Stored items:
========================================

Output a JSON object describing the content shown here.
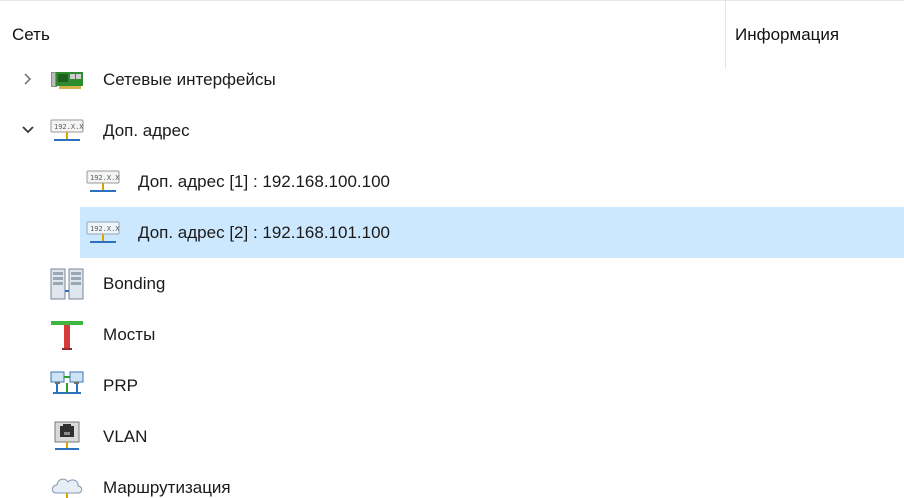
{
  "header": {
    "name_column": "Сеть",
    "info_column": "Информация"
  },
  "tree": {
    "items": [
      {
        "label": "Сетевые интерфейсы",
        "icon": "network-card-icon",
        "expanded": false,
        "has_children": true
      },
      {
        "label": "Доп. адрес",
        "icon": "ip-address-icon",
        "expanded": true,
        "has_children": true
      },
      {
        "label": "Доп. адрес [1] : 192.168.100.100",
        "icon": "ip-address-icon",
        "selected": false
      },
      {
        "label": "Доп. адрес [2] : 192.168.101.100",
        "icon": "ip-address-icon",
        "selected": true
      },
      {
        "label": "Bonding",
        "icon": "bonding-servers-icon"
      },
      {
        "label": "Мосты",
        "icon": "bridge-icon"
      },
      {
        "label": "PRP",
        "icon": "prp-network-icon"
      },
      {
        "label": "VLAN",
        "icon": "vlan-port-icon"
      },
      {
        "label": "Маршрутизация",
        "icon": "routing-cloud-icon"
      }
    ]
  },
  "colors": {
    "selection": "#cce8ff",
    "grid": "#e5e5e5"
  }
}
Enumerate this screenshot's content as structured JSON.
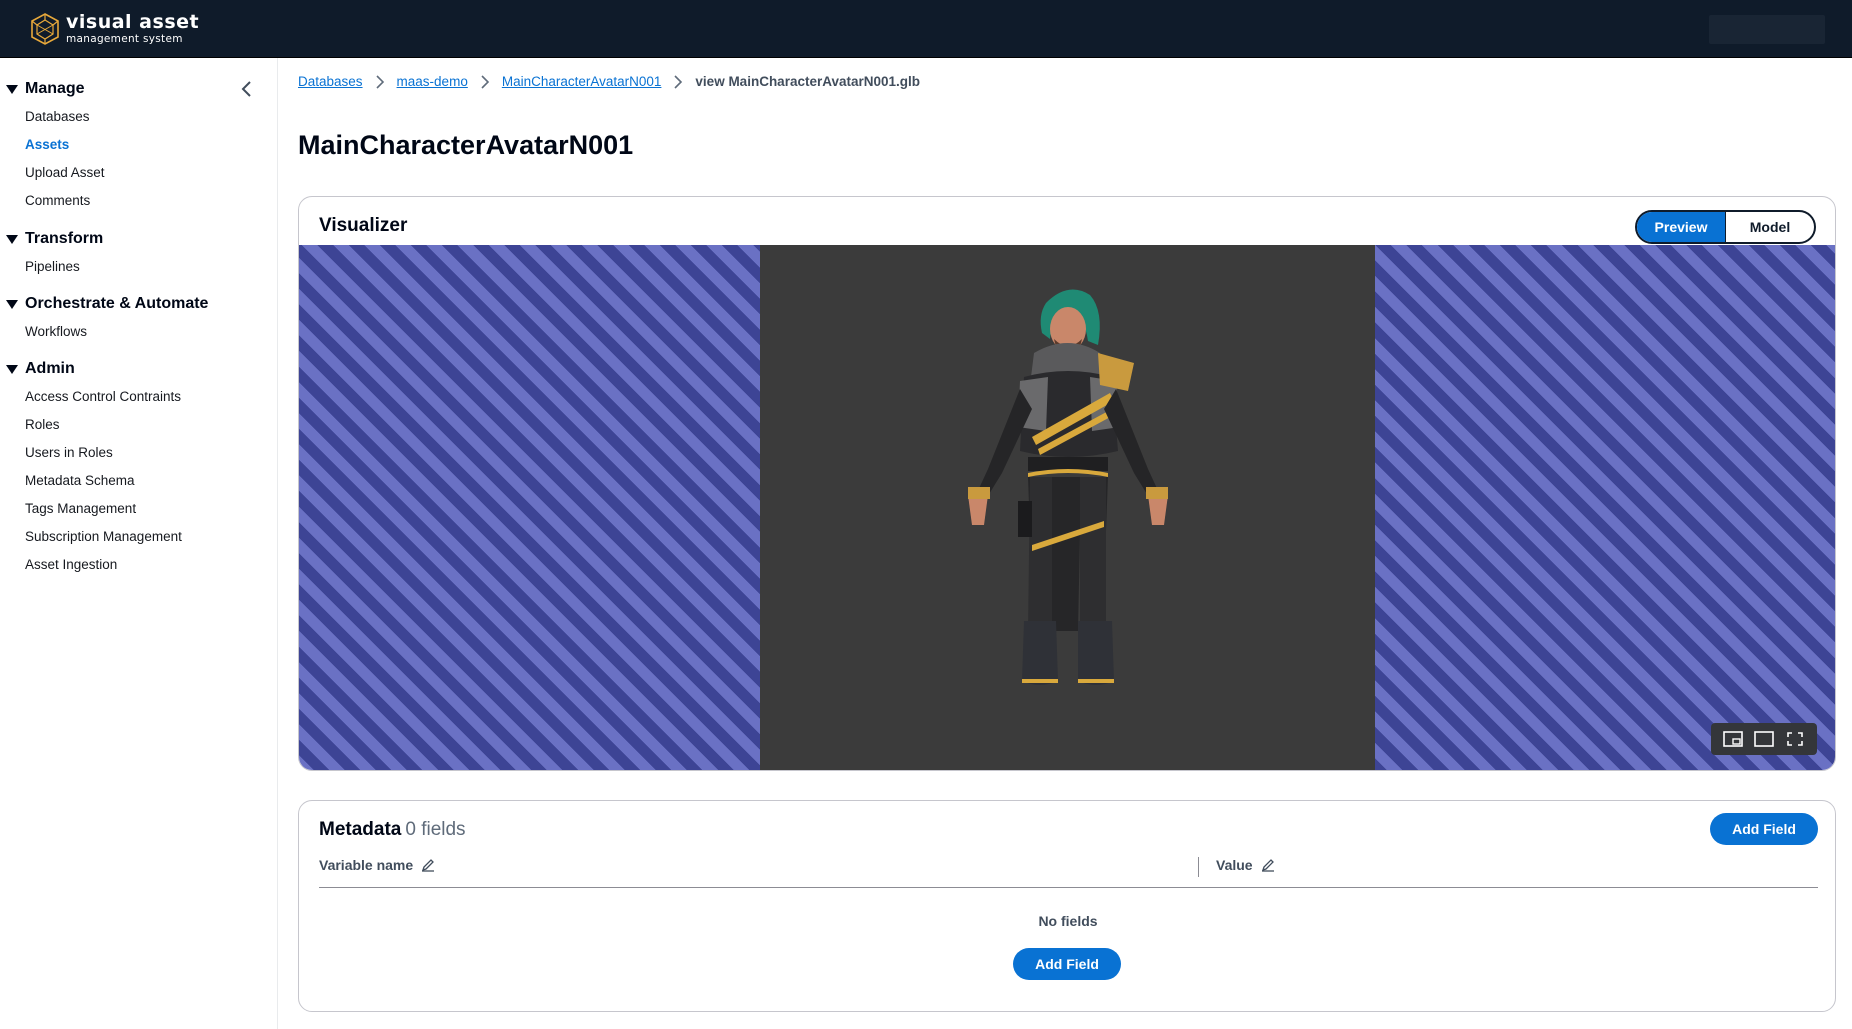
{
  "app": {
    "logo_title": "visual asset",
    "logo_subtitle": "management system"
  },
  "sidebar": {
    "sections": [
      {
        "title": "Manage",
        "items": [
          "Databases",
          "Assets",
          "Upload Asset",
          "Comments"
        ]
      },
      {
        "title": "Transform",
        "items": [
          "Pipelines"
        ]
      },
      {
        "title": "Orchestrate & Automate",
        "items": [
          "Workflows"
        ]
      },
      {
        "title": "Admin",
        "items": [
          "Access Control Contraints",
          "Roles",
          "Users in Roles",
          "Metadata Schema",
          "Tags Management",
          "Subscription Management",
          "Asset Ingestion"
        ]
      }
    ],
    "active_item": "Assets"
  },
  "breadcrumb": {
    "items": [
      "Databases",
      "maas-demo",
      "MainCharacterAvatarN001"
    ],
    "current": "view MainCharacterAvatarN001.glb"
  },
  "page": {
    "title": "MainCharacterAvatarN001"
  },
  "visualizer": {
    "title": "Visualizer",
    "modes": [
      "Preview",
      "Model"
    ],
    "active_mode": "Preview",
    "tools": [
      "picture-in-picture-icon",
      "window-icon",
      "fullscreen-icon"
    ]
  },
  "metadata": {
    "title": "Metadata",
    "count_label": "0 fields",
    "add_field_label": "Add Field",
    "columns": [
      "Variable name",
      "Value"
    ],
    "empty_label": "No fields",
    "empty_add_label": "Add Field"
  },
  "colors": {
    "accent": "#0972d3",
    "topbar": "#0f1b2a"
  }
}
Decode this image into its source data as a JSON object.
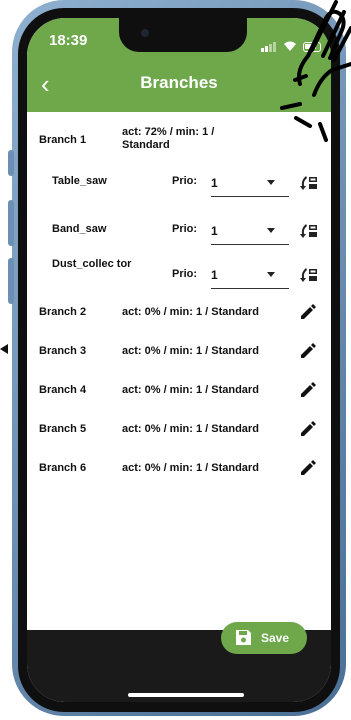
{
  "status": {
    "time": "18:39"
  },
  "appbar": {
    "title": "Branches",
    "back_icon": "back-arrow-icon"
  },
  "branches": [
    {
      "name": "Branch 1",
      "status": "act: 72% / min: 1 / Standard"
    },
    {
      "name": "Branch 2",
      "status": "act: 0% / min: 1 / Standard"
    },
    {
      "name": "Branch 3",
      "status": "act: 0% / min: 1 / Standard"
    },
    {
      "name": "Branch 4",
      "status": "act: 0% / min: 1 / Standard"
    },
    {
      "name": "Branch 5",
      "status": "act: 0% / min: 1 / Standard"
    },
    {
      "name": "Branch 6",
      "status": "act: 0% / min: 1 / Standard"
    }
  ],
  "consumers": [
    {
      "name": "Table_saw",
      "prio_label": "Prio:",
      "prio": "1"
    },
    {
      "name": "Band_saw",
      "prio_label": "Prio:",
      "prio": "1"
    },
    {
      "name": "Dust_collec tor",
      "prio_label": "Prio:",
      "prio": "1"
    }
  ],
  "footer": {
    "save_label": "Save"
  },
  "colors": {
    "accent": "#6ea84b",
    "bottom_bar": "#1a1a1a"
  }
}
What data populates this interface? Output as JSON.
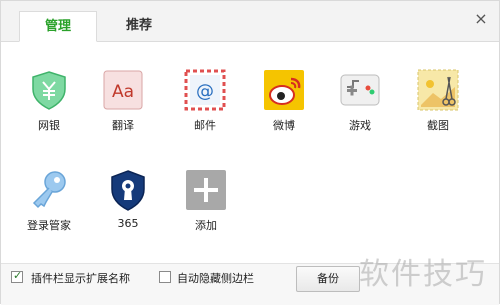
{
  "tabs": [
    {
      "label": "管理",
      "active": true
    },
    {
      "label": "推荐",
      "active": false
    }
  ],
  "close_glyph": "×",
  "items": [
    {
      "label": "网银",
      "icon": "shield-yen-icon"
    },
    {
      "label": "翻译",
      "icon": "translate-icon"
    },
    {
      "label": "邮件",
      "icon": "mail-icon"
    },
    {
      "label": "微博",
      "icon": "weibo-icon"
    },
    {
      "label": "游戏",
      "icon": "gamepad-icon"
    },
    {
      "label": "截图",
      "icon": "scissors-icon"
    },
    {
      "label": "登录管家",
      "icon": "key-icon"
    },
    {
      "label": "365",
      "icon": "keyhole-shield-icon"
    },
    {
      "label": "添加",
      "icon": "add-icon"
    }
  ],
  "footer": {
    "checkbox1": {
      "label": "插件栏显示扩展名称",
      "checked": true,
      "mark": "✓"
    },
    "checkbox2": {
      "label": "自动隐藏侧边栏",
      "checked": false
    },
    "backup_label": "备份"
  },
  "watermark": "软件技巧",
  "colors": {
    "accent": "#2aa12a"
  }
}
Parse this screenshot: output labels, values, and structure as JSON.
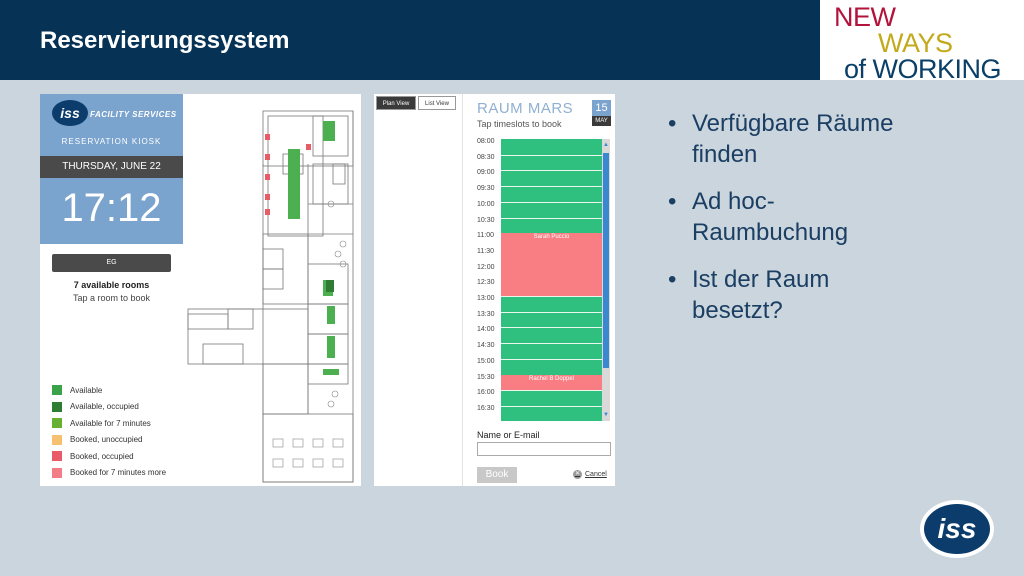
{
  "header": {
    "title": "Reservierungssystem"
  },
  "brand": {
    "line1": "NEW",
    "line2": "WAYS",
    "line3": "of WORKING"
  },
  "kiosk": {
    "logo_text": "iss",
    "subtitle": "FACILITY SERVICES",
    "label": "RESERVATION KIOSK",
    "date": "THURSDAY, JUNE 22",
    "time": "17:12",
    "floor_button": "EG",
    "available_rooms": "7 available rooms",
    "tap_hint": "Tap a room to book",
    "legend": [
      {
        "label": "Available",
        "color": "#3aa34a"
      },
      {
        "label": "Available, occupied",
        "color": "#2e7d32"
      },
      {
        "label": "Available for 7 minutes",
        "color": "#66b032"
      },
      {
        "label": "Booked, unoccupied",
        "color": "#f6c16e"
      },
      {
        "label": "Booked, occupied",
        "color": "#e85b67"
      },
      {
        "label": "Booked for 7 minutes more",
        "color": "#f27d86"
      }
    ]
  },
  "booking": {
    "plan_view": "Plan View",
    "list_view": "List View",
    "room_name": "RAUM MARS",
    "hint": "Tap timeslots to book",
    "date_day": "15",
    "date_month": "MAY",
    "times": [
      "08:00",
      "08:30",
      "09:00",
      "09:30",
      "10:00",
      "10:30",
      "11:00",
      "11:30",
      "12:00",
      "12:30",
      "13:00",
      "13:30",
      "14:00",
      "14:30",
      "15:00",
      "15:30",
      "16:00",
      "16:30"
    ],
    "bookings": [
      {
        "name": "Sarah Puccio",
        "start": 6,
        "end": 10
      },
      {
        "name": "Rachel B Doppel",
        "start": 15,
        "end": 16
      }
    ],
    "name_label": "Name or E-mail",
    "name_value": "",
    "book_button": "Book",
    "cancel": "Cancel"
  },
  "bullets": [
    "Verfügbare Räume finden",
    "Ad hoc-Raumbuchung",
    "Ist der Raum besetzt?"
  ],
  "footer_logo": "iss"
}
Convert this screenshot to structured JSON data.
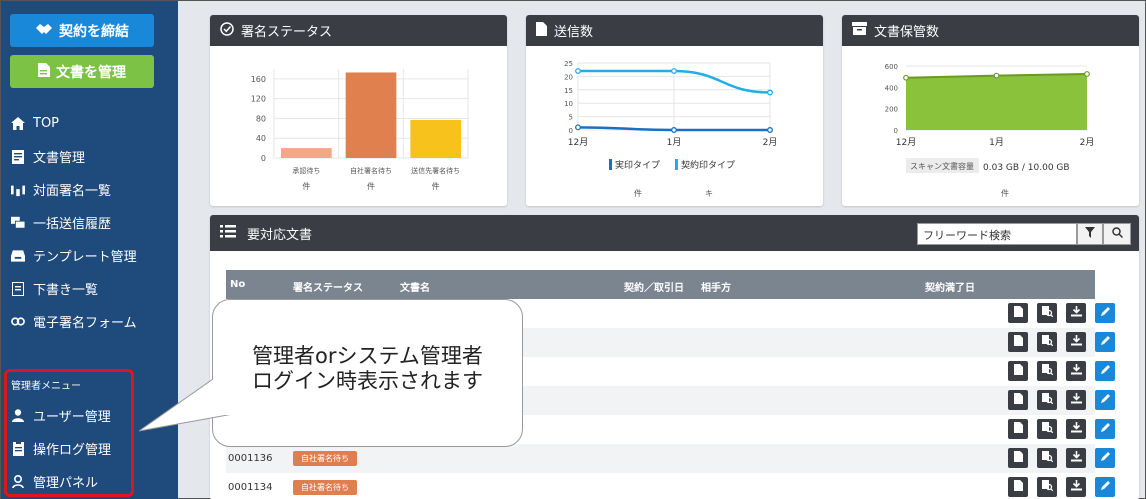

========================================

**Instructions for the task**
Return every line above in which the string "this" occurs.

**Result of the exercise**
Enumerate this screenshot's content as structured JSON.
Decode this image into its source data as a JSON object.
What data populates this interface? Output as JSON.
Parse this screenshot: output labels, values, and structure as JSON.
Convert this screenshot to structured JSON data.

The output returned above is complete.